What is required: Copy the data exactly. No line may be skipped.

Supplied entries:

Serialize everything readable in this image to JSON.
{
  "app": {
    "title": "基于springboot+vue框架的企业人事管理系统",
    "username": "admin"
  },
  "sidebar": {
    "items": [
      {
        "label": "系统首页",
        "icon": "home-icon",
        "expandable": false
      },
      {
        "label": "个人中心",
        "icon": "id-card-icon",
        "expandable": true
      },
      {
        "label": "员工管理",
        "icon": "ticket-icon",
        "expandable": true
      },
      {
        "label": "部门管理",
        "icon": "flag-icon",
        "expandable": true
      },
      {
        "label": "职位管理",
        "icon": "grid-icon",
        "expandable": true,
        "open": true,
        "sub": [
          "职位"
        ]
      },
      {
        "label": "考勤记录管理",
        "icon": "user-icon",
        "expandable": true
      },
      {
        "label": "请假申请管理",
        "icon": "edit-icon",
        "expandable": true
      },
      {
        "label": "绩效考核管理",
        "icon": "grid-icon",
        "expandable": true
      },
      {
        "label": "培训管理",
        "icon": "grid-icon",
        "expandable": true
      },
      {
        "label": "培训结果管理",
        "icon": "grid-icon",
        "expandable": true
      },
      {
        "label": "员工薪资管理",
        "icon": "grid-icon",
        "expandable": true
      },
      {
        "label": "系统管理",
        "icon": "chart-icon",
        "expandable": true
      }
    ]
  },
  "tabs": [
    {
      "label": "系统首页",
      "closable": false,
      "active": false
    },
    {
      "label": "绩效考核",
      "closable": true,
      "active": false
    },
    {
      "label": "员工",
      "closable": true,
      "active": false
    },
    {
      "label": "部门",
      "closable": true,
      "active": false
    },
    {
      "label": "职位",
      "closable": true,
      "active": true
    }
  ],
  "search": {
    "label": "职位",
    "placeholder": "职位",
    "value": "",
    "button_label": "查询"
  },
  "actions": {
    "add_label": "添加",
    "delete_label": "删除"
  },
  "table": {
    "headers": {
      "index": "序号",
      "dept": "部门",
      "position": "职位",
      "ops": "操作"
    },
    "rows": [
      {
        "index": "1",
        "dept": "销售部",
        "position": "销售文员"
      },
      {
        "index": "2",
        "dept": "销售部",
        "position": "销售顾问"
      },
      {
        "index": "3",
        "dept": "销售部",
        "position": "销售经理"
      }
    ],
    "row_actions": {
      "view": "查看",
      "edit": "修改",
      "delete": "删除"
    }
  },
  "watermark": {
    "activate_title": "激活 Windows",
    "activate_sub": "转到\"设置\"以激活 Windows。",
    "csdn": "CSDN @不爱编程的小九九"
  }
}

Answer space:
Serialize everything readable in this image to JSON.
{
  "app": {
    "title": "基于springboot+vue框架的企业人事管理系统",
    "username": "admin"
  },
  "sidebar": {
    "items": [
      {
        "label": "系统首页",
        "icon": "home-icon",
        "expandable": false
      },
      {
        "label": "个人中心",
        "icon": "id-card-icon",
        "expandable": true
      },
      {
        "label": "员工管理",
        "icon": "ticket-icon",
        "expandable": true
      },
      {
        "label": "部门管理",
        "icon": "flag-icon",
        "expandable": true
      },
      {
        "label": "职位管理",
        "icon": "grid-icon",
        "expandable": true,
        "open": true,
        "sub": [
          "职位"
        ]
      },
      {
        "label": "考勤记录管理",
        "icon": "user-icon",
        "expandable": true
      },
      {
        "label": "请假申请管理",
        "icon": "edit-icon",
        "expandable": true
      },
      {
        "label": "绩效考核管理",
        "icon": "grid-icon",
        "expandable": true
      },
      {
        "label": "培训管理",
        "icon": "grid-icon",
        "expandable": true
      },
      {
        "label": "培训结果管理",
        "icon": "grid-icon",
        "expandable": true
      },
      {
        "label": "员工薪资管理",
        "icon": "grid-icon",
        "expandable": true
      },
      {
        "label": "系统管理",
        "icon": "chart-icon",
        "expandable": true
      }
    ]
  },
  "tabs": [
    {
      "label": "系统首页",
      "closable": false,
      "active": false
    },
    {
      "label": "绩效考核",
      "closable": true,
      "active": false
    },
    {
      "label": "员工",
      "closable": true,
      "active": false
    },
    {
      "label": "部门",
      "closable": true,
      "active": false
    },
    {
      "label": "职位",
      "closable": true,
      "active": true
    }
  ],
  "search": {
    "label": "职位",
    "placeholder": "职位",
    "value": "",
    "button_label": "查询"
  },
  "actions": {
    "add_label": "添加",
    "delete_label": "删除"
  },
  "table": {
    "headers": {
      "index": "序号",
      "dept": "部门",
      "position": "职位",
      "ops": "操作"
    },
    "rows": [
      {
        "index": "1",
        "dept": "销售部",
        "position": "销售文员"
      },
      {
        "index": "2",
        "dept": "销售部",
        "position": "销售顾问"
      },
      {
        "index": "3",
        "dept": "销售部",
        "position": "销售经理"
      }
    ],
    "row_actions": {
      "view": "查看",
      "edit": "修改",
      "delete": "删除"
    }
  },
  "watermark": {
    "activate_title": "激活 Windows",
    "activate_sub": "转到\"设置\"以激活 Windows。",
    "csdn": "CSDN @不爱编程的小九九"
  }
}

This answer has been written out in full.